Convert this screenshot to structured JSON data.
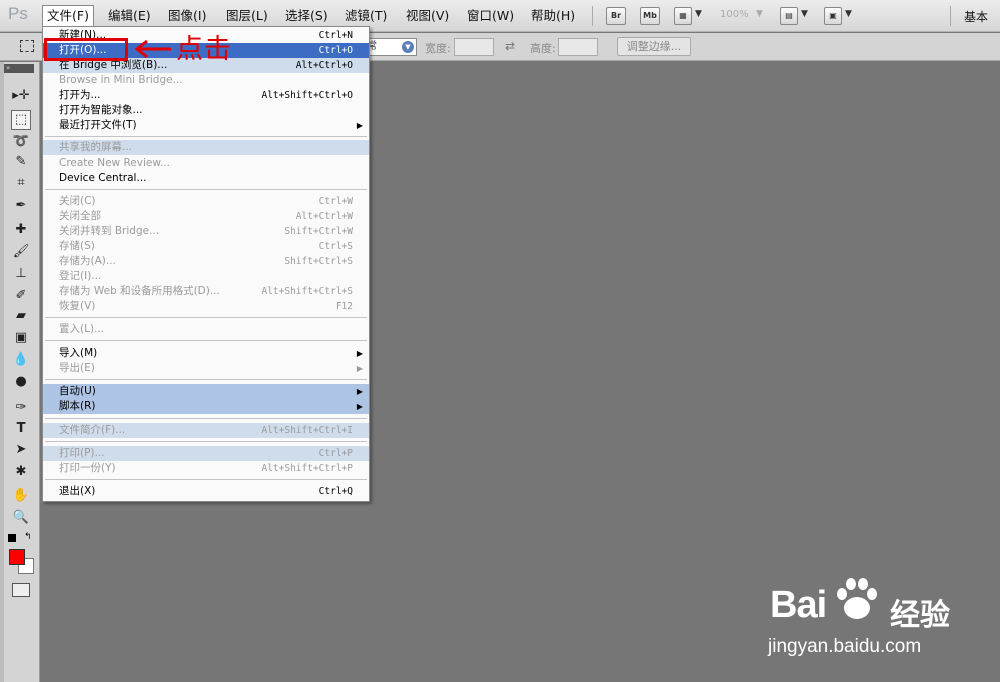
{
  "app": {
    "logo": "Ps"
  },
  "menubar": {
    "items": [
      "文件(F)",
      "编辑(E)",
      "图像(I)",
      "图层(L)",
      "选择(S)",
      "滤镜(T)",
      "视图(V)",
      "窗口(W)",
      "帮助(H)"
    ],
    "bridge_btn": "Br",
    "minibridge_btn": "Mb",
    "zoom": "100%",
    "workspace": "基本"
  },
  "options": {
    "style_value": "常",
    "width_label": "宽度:",
    "height_label": "高度:",
    "refine_edge": "调整边缘..."
  },
  "file_menu": {
    "items": [
      {
        "label": "新建(N)...",
        "shortcut": "Ctrl+N"
      },
      {
        "label": "打开(O)...",
        "shortcut": "Ctrl+O"
      },
      {
        "label": "在 Bridge 中浏览(B)...",
        "shortcut": "Alt+Ctrl+O"
      },
      {
        "label": "Browse in Mini Bridge...",
        "shortcut": ""
      },
      {
        "label": "打开为...",
        "shortcut": "Alt+Shift+Ctrl+O"
      },
      {
        "label": "打开为智能对象...",
        "shortcut": ""
      },
      {
        "label": "最近打开文件(T)",
        "shortcut": ""
      },
      {
        "label": "共享我的屏幕...",
        "shortcut": ""
      },
      {
        "label": "Create New Review...",
        "shortcut": ""
      },
      {
        "label": "Device Central...",
        "shortcut": ""
      },
      {
        "label": "关闭(C)",
        "shortcut": "Ctrl+W"
      },
      {
        "label": "关闭全部",
        "shortcut": "Alt+Ctrl+W"
      },
      {
        "label": "关闭并转到 Bridge...",
        "shortcut": "Shift+Ctrl+W"
      },
      {
        "label": "存储(S)",
        "shortcut": "Ctrl+S"
      },
      {
        "label": "存储为(A)...",
        "shortcut": "Shift+Ctrl+S"
      },
      {
        "label": "登记(I)...",
        "shortcut": ""
      },
      {
        "label": "存储为 Web 和设备所用格式(D)...",
        "shortcut": "Alt+Shift+Ctrl+S"
      },
      {
        "label": "恢复(V)",
        "shortcut": "F12"
      },
      {
        "label": "置入(L)...",
        "shortcut": ""
      },
      {
        "label": "导入(M)",
        "shortcut": ""
      },
      {
        "label": "导出(E)",
        "shortcut": ""
      },
      {
        "label": "自动(U)",
        "shortcut": ""
      },
      {
        "label": "脚本(R)",
        "shortcut": ""
      },
      {
        "label": "文件简介(F)...",
        "shortcut": "Alt+Shift+Ctrl+I"
      },
      {
        "label": "打印(P)...",
        "shortcut": "Ctrl+P"
      },
      {
        "label": "打印一份(Y)",
        "shortcut": "Alt+Shift+Ctrl+P"
      },
      {
        "label": "退出(X)",
        "shortcut": "Ctrl+Q"
      }
    ]
  },
  "annotation": {
    "text": "点击",
    "color": "#e00000"
  },
  "watermark": {
    "logo": "Bai",
    "logo2": "经验",
    "url": "jingyan.baidu.com"
  },
  "colors": {
    "foreground": "#ff0000",
    "background": "#ffffff",
    "highlight": "#3c6cc4",
    "canvas": "#767676"
  }
}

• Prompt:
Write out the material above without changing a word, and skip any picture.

• Expected answer:
Convert this screenshot to structured JSON data.
{
  "app": {
    "logo": "Ps"
  },
  "menubar": {
    "items": [
      "文件(F)",
      "编辑(E)",
      "图像(I)",
      "图层(L)",
      "选择(S)",
      "滤镜(T)",
      "视图(V)",
      "窗口(W)",
      "帮助(H)"
    ],
    "bridge_btn": "Br",
    "minibridge_btn": "Mb",
    "zoom": "100%",
    "workspace": "基本"
  },
  "options": {
    "style_value": "常",
    "width_label": "宽度:",
    "height_label": "高度:",
    "refine_edge": "调整边缘..."
  },
  "file_menu": {
    "items": [
      {
        "label": "新建(N)...",
        "shortcut": "Ctrl+N"
      },
      {
        "label": "打开(O)...",
        "shortcut": "Ctrl+O"
      },
      {
        "label": "在 Bridge 中浏览(B)...",
        "shortcut": "Alt+Ctrl+O"
      },
      {
        "label": "Browse in Mini Bridge...",
        "shortcut": ""
      },
      {
        "label": "打开为...",
        "shortcut": "Alt+Shift+Ctrl+O"
      },
      {
        "label": "打开为智能对象...",
        "shortcut": ""
      },
      {
        "label": "最近打开文件(T)",
        "shortcut": ""
      },
      {
        "label": "共享我的屏幕...",
        "shortcut": ""
      },
      {
        "label": "Create New Review...",
        "shortcut": ""
      },
      {
        "label": "Device Central...",
        "shortcut": ""
      },
      {
        "label": "关闭(C)",
        "shortcut": "Ctrl+W"
      },
      {
        "label": "关闭全部",
        "shortcut": "Alt+Ctrl+W"
      },
      {
        "label": "关闭并转到 Bridge...",
        "shortcut": "Shift+Ctrl+W"
      },
      {
        "label": "存储(S)",
        "shortcut": "Ctrl+S"
      },
      {
        "label": "存储为(A)...",
        "shortcut": "Shift+Ctrl+S"
      },
      {
        "label": "登记(I)...",
        "shortcut": ""
      },
      {
        "label": "存储为 Web 和设备所用格式(D)...",
        "shortcut": "Alt+Shift+Ctrl+S"
      },
      {
        "label": "恢复(V)",
        "shortcut": "F12"
      },
      {
        "label": "置入(L)...",
        "shortcut": ""
      },
      {
        "label": "导入(M)",
        "shortcut": ""
      },
      {
        "label": "导出(E)",
        "shortcut": ""
      },
      {
        "label": "自动(U)",
        "shortcut": ""
      },
      {
        "label": "脚本(R)",
        "shortcut": ""
      },
      {
        "label": "文件简介(F)...",
        "shortcut": "Alt+Shift+Ctrl+I"
      },
      {
        "label": "打印(P)...",
        "shortcut": "Ctrl+P"
      },
      {
        "label": "打印一份(Y)",
        "shortcut": "Alt+Shift+Ctrl+P"
      },
      {
        "label": "退出(X)",
        "shortcut": "Ctrl+Q"
      }
    ]
  },
  "annotation": {
    "text": "点击",
    "color": "#e00000"
  },
  "watermark": {
    "logo": "Bai",
    "logo2": "经验",
    "url": "jingyan.baidu.com"
  },
  "colors": {
    "foreground": "#ff0000",
    "background": "#ffffff",
    "highlight": "#3c6cc4",
    "canvas": "#767676"
  }
}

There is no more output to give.